Photo: Archer House, ca. 1920, 201 Euclid Avenue, Paintsville, KY. Listed on the National Register of Historic Places in 1989. Photographed by User:Nyttend (own work), 2014 [cc0-by-1.0 (creativecommons.org/publicdomain/zero/1.0/deed.en], via Wikimedia Commons, accessed June, 2015.
Paintsville City Hall is located at 340 Main Street, Paintsville, KY 41240.
Paintsville as described in 1939 
Paintsville, seat of Johnson County, was named for Paint Creek which flows through the town, and along which early settlers found many of the large trees stripped of their bark and embellished with drawings of birds and animals, painted in red and black on the smooth undertrunk of the trees. There were found also odd figures of buffalo and deer painted in red and black on the cliff-like sandstones of the creek gorge. Various undecipherable hieroglyphs were once visible near the drawings, but these have become obliterated by the weather during the last 40 or 50 years.

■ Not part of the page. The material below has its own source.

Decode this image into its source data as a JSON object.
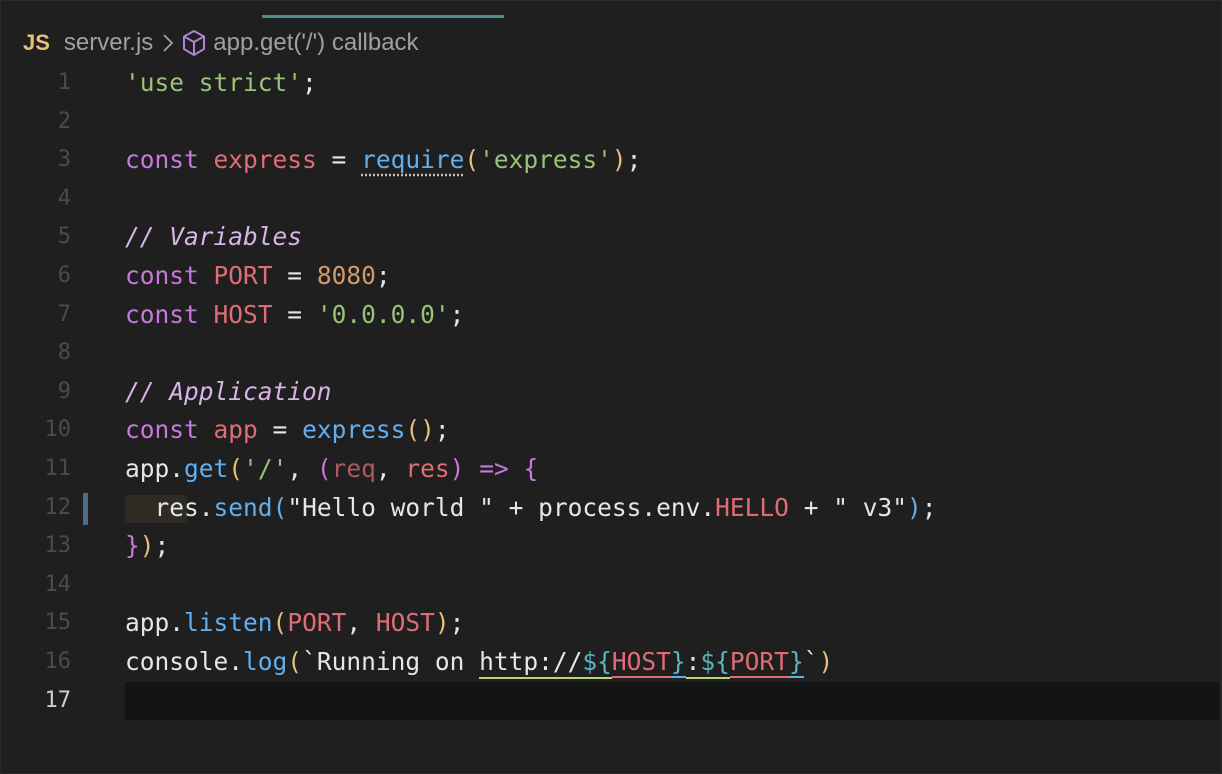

The town is on the site of Paint Lick Station, an old trading post. Indian traditions cling to this part of the valley, which was apparently a favorite burial ground of the Indians. On the hills surrounding Paintsville many graves and burial mounds have been found; and artifacts, such as pipes, tomahawks, pottery and beads have been taken from them. The Rock House, a natural rock formation with a circular opening cut to provide entrance, stands on a hill facing the river just north of the Concord Baptist Church. Such shelters, bearing evidence of Indian occupation, replaced wigwams in times of danger.